Walking alongside the river Teign this afternoon in the mizzle, I remembered setting up a wild camp site with Anthony on this spot. We asked a local it would be OK to camp there and he told us that the owner of the field was abroad but that she would say yes if she were here – that was good enough for us! It was after we’d set up that we noticed the strange sculpture installed on the island -like a large stone boulder that had been split in two to reveal a brain like inner.

egg-like sculpture on island in middle of river
Art Installation by Peter Randall-Page

There are several of these ‘egg’ stones in the area; they are the work of local sculptor Peter Randall-Page. I also remembered the long climb up to the pub in Drewsteignton where I’m staying in their walker’s bunkhouse. They also do ‘posh’ B&B rooms but I’m happier in a bunkhouse, especially as I’m probably rather smelly : I am sure Kerriann who edits this will confirm this. (He’s not that bad really KG)

I’ve not covered much distance in the last couple of days but have had a couple of lovely long lunch breaks with Kerriann and Hugo. Kerriann did bring the correct maps the second time so I’m planning ahead over a pint tonight.

This is a proper pub, good real ales, good service, no bull shit, interesting customers and a bunk house for £15 – what more could you want?  The Drew Arms in Drewsteignton.

A Sunday Song Line

mary michael pilgrim route waymark
On the right path

It was nice to walk some of the Two Moors Way today – familiar stretches of paths and fond memories.  I trekked this route with my friend Anthony last summer and it is one of my favourite walks. We did have some rainy nights but the weather was generally much better than it is now.

It rained last night so I have had to pack away a wet tent so I am looking to find a hostel for tonight. Currently I am in The Chagford Inn in Chagford, waiting for Kerriann who is delivering the maps that she forgot yesterday!

Last night, camped besides the beautiful Shirley pool, I again noticed the ‘human’ voices in the sound of the running water – words, calls and songs. Australian aboriginals talk of the ‘Song Lines’ they follow when they are on walkabout.

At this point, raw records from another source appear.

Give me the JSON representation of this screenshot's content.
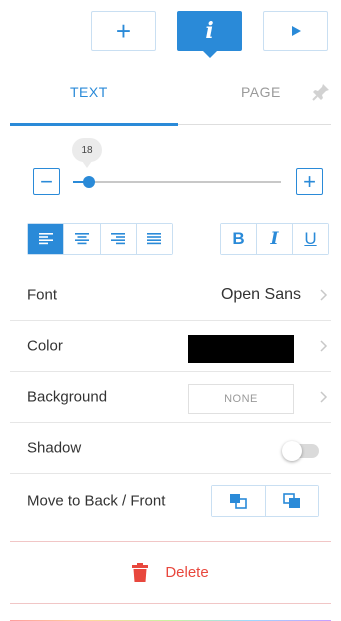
{
  "toolbar": {
    "add_icon": "plus-icon",
    "info_icon": "info-icon",
    "play_icon": "play-icon",
    "accent_color": "#2a8ad8"
  },
  "tabs": [
    {
      "label": "TEXT",
      "active": true
    },
    {
      "label": "PAGE",
      "active": false
    }
  ],
  "font_size": {
    "value": "18",
    "min_label": "−",
    "max_label": "+"
  },
  "alignment": {
    "options": [
      "align-left",
      "align-center",
      "align-right",
      "justify"
    ],
    "selected": "align-left"
  },
  "text_style": {
    "bold": "B",
    "italic": "I",
    "underline": "U"
  },
  "properties": {
    "font_label": "Font",
    "font_value": "Open Sans",
    "color_label": "Color",
    "color_value": "#000000",
    "background_label": "Background",
    "background_value": "NONE",
    "shadow_label": "Shadow",
    "shadow_enabled": false,
    "order_label": "Move to Back / Front"
  },
  "actions": {
    "delete_label": "Delete",
    "delete_color": "#e8473d"
  }
}
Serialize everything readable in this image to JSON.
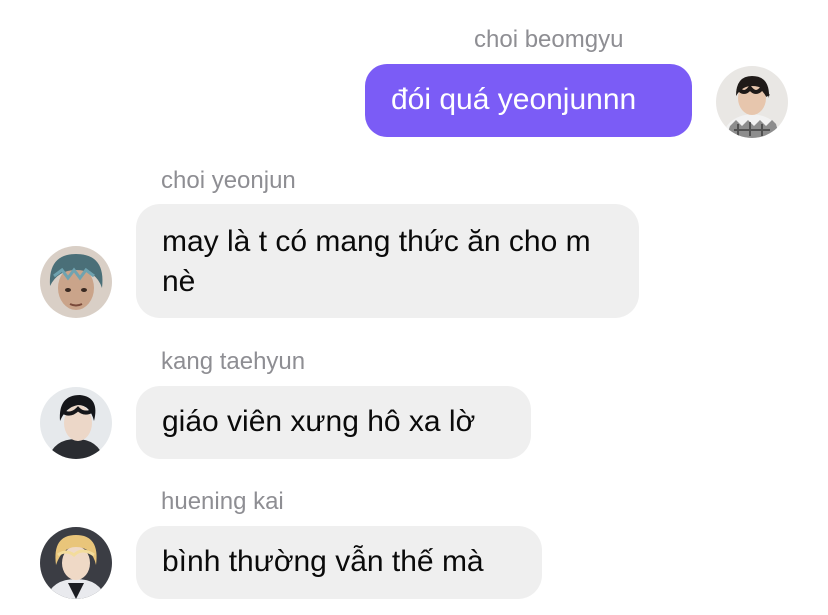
{
  "colors": {
    "outgoing_bubble": "#7b5cf6",
    "incoming_bubble": "#efefef",
    "sender_name": "#8e8e93"
  },
  "messages": [
    {
      "sender": "choi beomgyu",
      "text": "đói quá yeonjunnn",
      "direction": "outgoing",
      "avatar_icon": "beomgyu-avatar"
    },
    {
      "sender": "choi yeonjun",
      "text": "may là t có mang thức ăn cho m nè",
      "direction": "incoming",
      "avatar_icon": "yeonjun-avatar"
    },
    {
      "sender": "kang taehyun",
      "text": "giáo viên xưng hô xa lờ",
      "direction": "incoming",
      "avatar_icon": "taehyun-avatar"
    },
    {
      "sender": "huening kai",
      "text": "bình thường vẫn thế mà",
      "direction": "incoming",
      "avatar_icon": "hueningkai-avatar"
    }
  ]
}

Maybe one can literally hear the earth singing in special places like Shirley Pool?

thorn tree by a cottage
Grown from the Glastonbury Thorn

The thorn tree above was grown from a cutting of the Glastonbury thorn . It’s in the lovely church yard of St Mary’s in Throwleigh.